Growing up with a mindset of superiority above everyone really proved to have severe repercussions. Not long ago in high school, me and my fellow Liberal Arts Academy students - known as "the academy kids" by the underlings - were rewarded with our medallion, signifying we had completed the accelerated program. In our general school district, I guess you could consider us top tier, or maybe even elite. But, once we got to college, a whole new world unfolded.

The harsh reality of this transition is that no matter who you are, we all start on equal ground. Your high school GPA, ACT score, extracurricular activities, all those things brought you to this point and the university you're attending, which means they no longer have any significance. Everyone has a blank slate. What this means is none of us are "advanced" or at a higher caliber than one another. This is a huge pill to swallow for us gifted and talented students. Growing up, we were so used to being above the rest of the students. We were smarter, therefore we studied much less … because we didn't need to. In college, no matter who you are, you're going to have to pull your weight in order to succeed.
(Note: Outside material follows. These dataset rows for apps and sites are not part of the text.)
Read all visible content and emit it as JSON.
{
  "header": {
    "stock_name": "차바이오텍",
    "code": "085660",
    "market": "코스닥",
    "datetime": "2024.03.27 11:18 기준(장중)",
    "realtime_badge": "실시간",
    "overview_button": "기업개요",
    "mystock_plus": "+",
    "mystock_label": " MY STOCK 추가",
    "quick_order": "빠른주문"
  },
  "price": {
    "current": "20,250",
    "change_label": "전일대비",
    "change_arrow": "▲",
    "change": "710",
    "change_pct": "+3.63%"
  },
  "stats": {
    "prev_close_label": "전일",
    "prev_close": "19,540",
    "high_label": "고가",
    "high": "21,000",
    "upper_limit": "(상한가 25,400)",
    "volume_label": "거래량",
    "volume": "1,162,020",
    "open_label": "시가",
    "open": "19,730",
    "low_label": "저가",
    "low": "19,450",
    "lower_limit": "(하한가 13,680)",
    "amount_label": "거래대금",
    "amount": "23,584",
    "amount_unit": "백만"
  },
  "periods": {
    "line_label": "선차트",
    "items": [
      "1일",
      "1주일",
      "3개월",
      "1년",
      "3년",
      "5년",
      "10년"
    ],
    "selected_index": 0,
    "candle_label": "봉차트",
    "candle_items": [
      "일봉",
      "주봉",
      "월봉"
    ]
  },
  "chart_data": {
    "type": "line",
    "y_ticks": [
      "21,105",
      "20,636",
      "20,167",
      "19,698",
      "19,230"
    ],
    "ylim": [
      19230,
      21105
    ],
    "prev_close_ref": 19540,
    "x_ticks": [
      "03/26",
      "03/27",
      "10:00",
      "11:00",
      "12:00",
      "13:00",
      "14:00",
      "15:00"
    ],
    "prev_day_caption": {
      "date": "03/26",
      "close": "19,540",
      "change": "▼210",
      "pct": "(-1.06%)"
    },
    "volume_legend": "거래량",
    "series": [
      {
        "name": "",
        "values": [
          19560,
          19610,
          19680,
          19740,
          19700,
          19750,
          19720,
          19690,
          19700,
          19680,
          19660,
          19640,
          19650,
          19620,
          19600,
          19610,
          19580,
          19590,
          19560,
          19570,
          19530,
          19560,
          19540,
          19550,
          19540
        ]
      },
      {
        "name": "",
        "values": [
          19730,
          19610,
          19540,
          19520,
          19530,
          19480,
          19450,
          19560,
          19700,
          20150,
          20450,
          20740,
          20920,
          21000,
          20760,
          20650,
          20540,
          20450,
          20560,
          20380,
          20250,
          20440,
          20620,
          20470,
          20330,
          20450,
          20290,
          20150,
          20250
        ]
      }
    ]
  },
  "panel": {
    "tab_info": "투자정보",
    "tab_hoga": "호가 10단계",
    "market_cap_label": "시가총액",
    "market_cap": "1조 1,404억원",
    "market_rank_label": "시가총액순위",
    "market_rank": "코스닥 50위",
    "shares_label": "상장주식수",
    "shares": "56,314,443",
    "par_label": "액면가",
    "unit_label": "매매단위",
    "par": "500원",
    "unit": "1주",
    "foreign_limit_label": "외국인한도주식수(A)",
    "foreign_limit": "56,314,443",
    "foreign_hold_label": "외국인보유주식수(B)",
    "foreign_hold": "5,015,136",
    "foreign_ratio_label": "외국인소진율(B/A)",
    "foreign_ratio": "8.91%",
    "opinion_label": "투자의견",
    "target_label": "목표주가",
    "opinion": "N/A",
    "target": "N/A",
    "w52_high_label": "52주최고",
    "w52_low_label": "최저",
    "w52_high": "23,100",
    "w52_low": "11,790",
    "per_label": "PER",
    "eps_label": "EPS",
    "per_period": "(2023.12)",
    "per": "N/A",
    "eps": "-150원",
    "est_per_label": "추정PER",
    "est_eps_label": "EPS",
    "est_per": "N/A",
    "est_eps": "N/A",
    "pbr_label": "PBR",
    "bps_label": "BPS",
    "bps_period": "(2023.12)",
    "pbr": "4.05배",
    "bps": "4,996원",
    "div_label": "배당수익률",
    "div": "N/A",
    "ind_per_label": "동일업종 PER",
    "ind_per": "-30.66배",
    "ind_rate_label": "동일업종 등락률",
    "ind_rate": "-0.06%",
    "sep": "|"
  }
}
There isn't going to be a parent there telling you when you should or shouldn't be studying.

While the literal transition can be tough, you won't even begin to swallow the pill until you receive that first unexpected exam score. For me, this was the hardest part. In high school, I was so used to pulling A's and B's without any second effort. When I saw my score on one of those biology exams, I vividly remember saying to myself "Oh, so that's how this is gonna be." I realized that an A wasn't just going to be handed to me and that the grade I received was a reflection of how much effort I was putting in. Not only that, but one thing I realized was I didn't know how to study. Breezing through high school with a little skimming of notes here and there did not prepare me for college in the slightest. When studying for exams, I had no idea where to start. There are tons of roadblocks we students have to face just because we aren't accustomed to how we should act as students.

I'm currently at the University of Kentucky, which (during the college application process) I considered my safety school. It gets even worse for those at top schools who are also surrounded by students that are elite. I can't imagine how my best friend feels at Vanderbilt University, being one amongst thousands of the nation's smartest students. One of my inspirations, actually, was a TED talk given by a Harvard graduate, where he described the harsh transition at an Ivy League school. While all this may seem very overwhelming, there's still good news. In the beginning, we all start with a clean slate. We've got room to slip up a few times here and there, but as long as we have an idea of what we want, we can paint a damn good picture.